  • There is a Truth and Reconciliation Museum that I have heard wonderful things about. I would like to visit this.
  • The best markets in town are apparently at Hali Laran. That is on my list of things to check out.
  • I haven’t been to ANY Dili beaches! This is a dreadful state of affairs. People rave about ‘Jesus’s backside beach’ for example (the back beach below the statue of Jesus that lives out on the promontory, known here as Christo Rei).

Musicircus planning

This Friday (two days after the Hunger season finishes) the MSO ArtPlay Ensemble will perform a new piece in the Melbourne Festival’s Musicircus. We will meet at 3pm at ArtPlay, and perform that evening, not long after the event begins at sunset. (Performances will continue throughout the night – until sunrise!)

I have a group of 30:

  • 12 who are currently members of the Main Ensemble (with whom I last worked in September)
  • 8 who are members of the Graduate Ensemble (with whom I worked on the Note To Self puppet project)
  • 2 siblings who play instruments
  • 8 family members who are not bringing an instrument
  • 1 professional violinist who will be assisting me (Mel, who works with me at the Language School).

Things I would like to happen during the performance:

  • Something tonal and memorable that everyone takes part in (singing if no instrument)
  • A section based on the ‘Walking, standing, sitting’ score that I used in September and with the AYO people, using set pitches.
  • Something that involves chance or random processes on the day, that might involve the newspapers or mobile phones I have asked participants to bring with them.
  • I might use the idea of unpacking and packing up of instruments ( also used in September, that worked beautifully).

Ideas for the mobile phones, newspapers, and notebooks and pen:
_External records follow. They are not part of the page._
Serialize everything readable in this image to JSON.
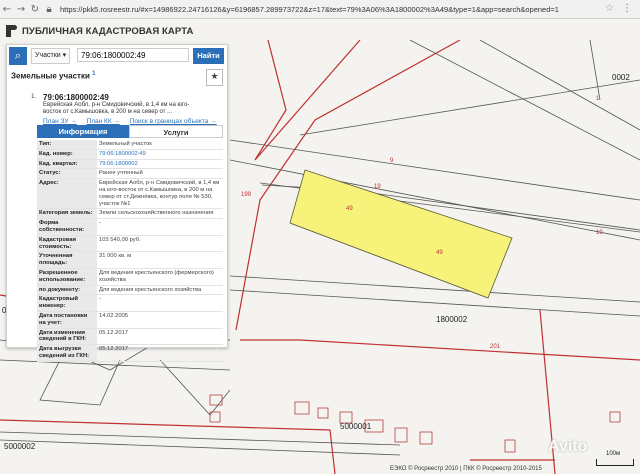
{
  "browser": {
    "url": "https://pkk5.rosreestr.ru/#x=14986922.24716126&y=6196857.289973722&z=17&text=79%3A06%3A1800002%3A49&type=1&app=search&opened=1"
  },
  "app": {
    "title": "ПУБЛИЧНАЯ КАДАСТРОВАЯ КАРТА"
  },
  "search": {
    "type_label": "Участки",
    "query": "79:06:1800002:49",
    "button_label": "Найти"
  },
  "results": {
    "section_title": "Земельные участки",
    "count": "1",
    "item": {
      "index": "1.",
      "cad_number": "79:06:1800002:49",
      "address_short": "Еврейская Аобл, р-н Смидовичский, в 1,4 км на юго-восток от с.Камышовка, в 200 м на север от ...",
      "links": [
        "План ЗУ →",
        "План КК →",
        "Поиск в границах объекта →"
      ]
    },
    "tabs": [
      "Информация",
      "Услуги"
    ],
    "info": [
      {
        "label": "Тип:",
        "value": "Земельный участок"
      },
      {
        "label": "Кад. номер:",
        "value": "79:06:1800002:49"
      },
      {
        "label": "Кад. квартал:",
        "value": "79:06:1800002"
      },
      {
        "label": "Статус:",
        "value": "Ранее учтенный"
      },
      {
        "label": "Адрес:",
        "value": "Еврейская Аобл, р-н Смидовичский, в 1,4 км на юго-восток от с.Камышовка, в 200 м на север от ст.Дежнёвка, контур поля № 530, участок №1"
      },
      {
        "label": "Категория земель:",
        "value": "Земли сельскохозяйственного назначения"
      },
      {
        "label": "Форма собственности:",
        "value": "-"
      },
      {
        "label": "Кадастровая стоимость:",
        "value": "103 540,00 руб."
      },
      {
        "label": "Уточненная площадь:",
        "value": "31 000 кв. м"
      },
      {
        "label": "Разрешенное использование:",
        "value": "Для ведения крестьянского (фермерского) хозяйства"
      },
      {
        "label": "по документу:",
        "value": "Для ведения крестьянского хозяйства"
      },
      {
        "label": "Кадастровый инженер:",
        "value": "-"
      },
      {
        "label": "Дата постановки на учет:",
        "value": "14.02.2005"
      },
      {
        "label": "Дата изменения сведений в ГКН:",
        "value": "05.12.2017"
      },
      {
        "label": "Дата выгрузки сведений из ГКН:",
        "value": "05.12.2017"
      }
    ]
  },
  "map": {
    "parcel_labels": [
      "49",
      "49"
    ],
    "quarter_labels": [
      "1800002",
      "5000001",
      "5000002",
      "0001",
      "0002"
    ],
    "lot_labels": [
      "199",
      "9",
      "19",
      "19",
      "201",
      "41",
      "1"
    ],
    "highlight_color": "#f6f27a"
  },
  "footer": {
    "credits": "ЕЭКО © Росреестр 2010 | ПКК © Росреестр 2010-2015",
    "scale": "100м"
  },
  "watermark": "Avito"
}
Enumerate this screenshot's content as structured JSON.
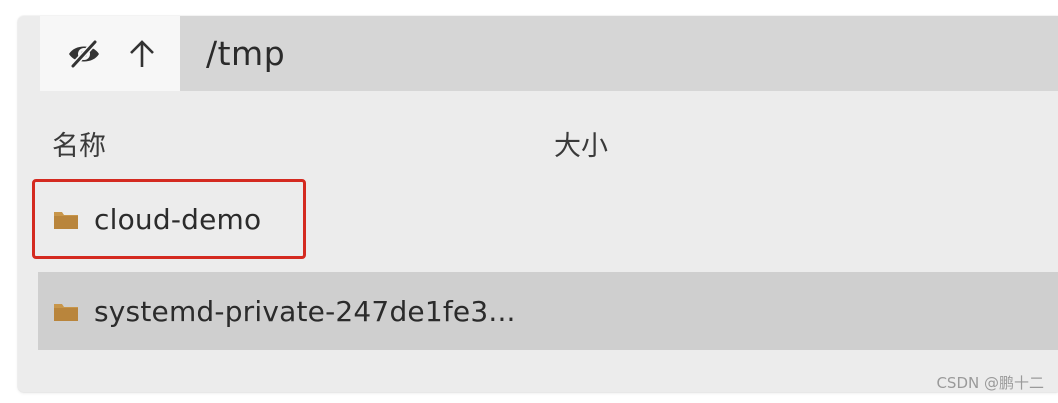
{
  "path": "/tmp",
  "columns": {
    "name": "名称",
    "size": "大小"
  },
  "files": [
    {
      "name": "cloud-demo",
      "type": "folder",
      "size": ""
    },
    {
      "name": "systemd-private-247de1fe3...",
      "type": "folder",
      "size": ""
    }
  ],
  "watermark": "CSDN @鹏十二",
  "colors": {
    "folder": "#c8964a",
    "highlight": "#d42a20",
    "selected_row": "#cfcfcf",
    "path_bar": "#d6d6d6"
  },
  "icons": {
    "hide_hidden": "eye-slash-icon",
    "go_up": "arrow-up-icon",
    "folder": "folder-icon"
  }
}
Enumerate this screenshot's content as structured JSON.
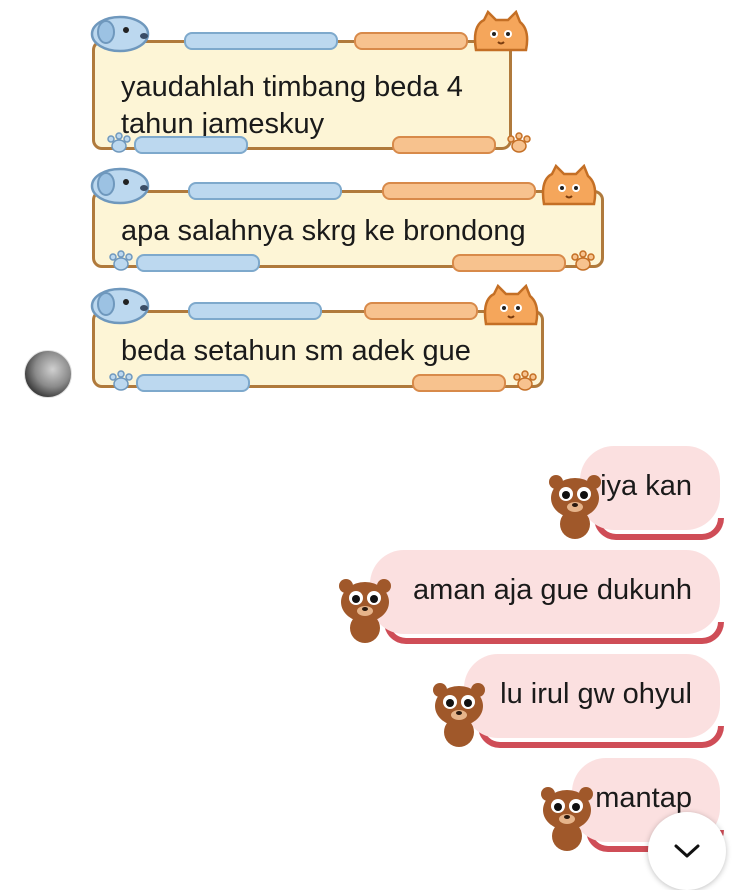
{
  "incoming": [
    {
      "text_lines": [
        "yaudahlah timbang beda 4",
        "tahun jameskuy"
      ]
    },
    {
      "text_lines": [
        "apa salahnya skrg ke brondong"
      ]
    },
    {
      "text_lines": [
        "beda setahun sm adek gue"
      ]
    }
  ],
  "outgoing": [
    {
      "text": "iya kan"
    },
    {
      "text": "aman aja gue dukunh"
    },
    {
      "text": "lu irul gw ohyul"
    },
    {
      "text": "mantap"
    }
  ],
  "icons": {
    "avatar": "contact-avatar",
    "scroll_down": "chevron-down-icon",
    "sticker_left": "blue-dog-icon",
    "sticker_right": "orange-cat-icon",
    "bubble_bear": "brown-bear-icon"
  },
  "colors": {
    "incoming_bubble": "#fdf5d6",
    "incoming_border": "#b07a3c",
    "outgoing_bubble": "#fbe0e0",
    "outgoing_rim": "#cf4d57"
  }
}
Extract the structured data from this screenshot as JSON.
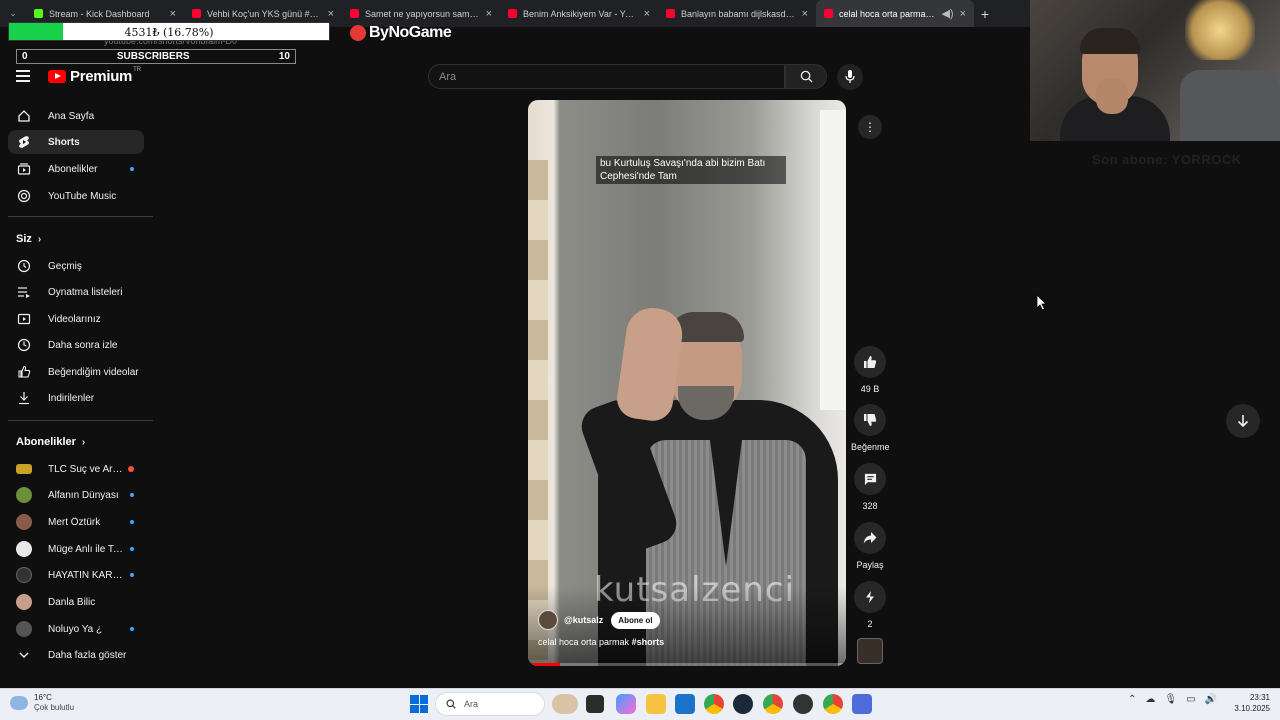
{
  "browser": {
    "tabs": [
      {
        "label": "Stream - Kick Dashboard",
        "favicon_color": "#53fc18",
        "active": false
      },
      {
        "label": "Vehbi Koç'un YKS günü #yks #",
        "favicon_color": "#ff0033",
        "active": false
      },
      {
        "label": "Samet ne yapıyorsun sameTTT",
        "favicon_color": "#ff0033",
        "active": false
      },
      {
        "label": "Benim Anksikiyem Var - YouTub",
        "favicon_color": "#ff0033",
        "active": false
      },
      {
        "label": "Banlayın babamı dijlskasd - You",
        "favicon_color": "#ff0033",
        "active": false
      },
      {
        "label": "celal hoca orta parmak #sh",
        "favicon_color": "#ff0033",
        "active": true
      }
    ],
    "new_tab": "+",
    "url": "youtube.com/shorts/VohbIaim-D0"
  },
  "overlay": {
    "sub_goal_text": "4531₺ (16.78%)",
    "sub_goal_fraction": 0.1678,
    "subs_left": "0",
    "subs_label": "SUBSCRIBERS",
    "subs_right": "10",
    "sponsor": "ByNoGame",
    "cam_caption": "Son abone: YORROCK"
  },
  "youtube": {
    "logo_text": "Premium",
    "logo_region": "TR",
    "search_placeholder": "Ara"
  },
  "sidebar": {
    "main": [
      {
        "label": "Ana Sayfa",
        "icon": "home-icon"
      },
      {
        "label": "Shorts",
        "icon": "shorts-icon",
        "active": true
      },
      {
        "label": "Abonelikler",
        "icon": "subscriptions-icon",
        "dot": true
      },
      {
        "label": "YouTube Music",
        "icon": "music-icon"
      }
    ],
    "you_heading": "Siz",
    "you": [
      {
        "label": "Geçmiş",
        "icon": "history-icon"
      },
      {
        "label": "Oynatma listeleri",
        "icon": "playlist-icon"
      },
      {
        "label": "Videolarınız",
        "icon": "your-videos-icon"
      },
      {
        "label": "Daha sonra izle",
        "icon": "watch-later-icon"
      },
      {
        "label": "Beğendiğim videolar",
        "icon": "liked-icon"
      },
      {
        "label": "İndirilenler",
        "icon": "download-icon"
      }
    ],
    "subs_heading": "Abonelikler",
    "subscriptions": [
      {
        "label": "TLC Suç ve Araşt...",
        "avatar_color": "#c9a227",
        "live": true
      },
      {
        "label": "Alfanın Dünyası",
        "avatar_color": "#6b8f3a",
        "dot": true
      },
      {
        "label": "Mert Öztürk",
        "avatar_color": "#8a5a4a",
        "dot": true
      },
      {
        "label": "Müge Anlı ile Tatl...",
        "avatar_color": "#e8e8e8",
        "dot": true
      },
      {
        "label": "HAYATIN KARAN...",
        "avatar_color": "#333333",
        "dot": true
      },
      {
        "label": "Danla Bilic",
        "avatar_color": "#c7a08a",
        "dot": false
      },
      {
        "label": "Noluyo Ya ¿",
        "avatar_color": "#555555",
        "dot": true
      }
    ],
    "show_more": "Daha fazla göster"
  },
  "short": {
    "caption": "bu Kurtuluş Savaşı'nda abi bizim Batı Cephesi'nde Tam",
    "watermark": "kutsalzenci",
    "channel": "@kutsalz",
    "subscribe_label": "Abone ol",
    "title_text": "celal hoca orta parmak",
    "title_tag": "#shorts",
    "progress": 0.1,
    "actions": {
      "likes": "49 B",
      "dislike_label": "Beğenme",
      "comments": "328",
      "share_label": "Paylaş",
      "remix_count": "2"
    }
  },
  "taskbar": {
    "weather_temp": "16°C",
    "weather_desc": "Çok bulutlu",
    "search_placeholder": "Ara",
    "time": "23:31",
    "date": "3.10.2025"
  }
}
  • I could ask each of the adults to set their alarms to ring at key intervals; each time one rings, the next section of music starts.
  • The newspapers could be read aloud, starting very quietly, then getting louder. This could happen with the whole ensemble, away from instruments. Perhaps the rule could be that they must be newspapers from that day.
  • Notebooks being written in could be a cue for a solo during  the ‘Walking, Standing’ score.
  • We could have a chorus of mobile phone rings.
  • Members of the ensemble could call each other, and have a conversation. “I can’t talk now – I’m just in the middle of something.”
  • The newspapers being read, or held in different ways, could be what the musicians respond to in the “Walking, standing” score – for example, turning a page means a change of pitch. Standing up to read is a different pitch or musical gesture, as is folding the newspaper and tapping it into your hand.

I’ll add to this during the week. I don’t expect I’ll finalise the plan until Thursday or maybe even Friday morning. A main concern will be the use of time on the day – I don’t want to exhaust the group, but I do want us to create something that could last for 15 minutes. When we perform in the space there won’t be any other groups close by us, which is good – we’ll have a lot of sound-space to work within.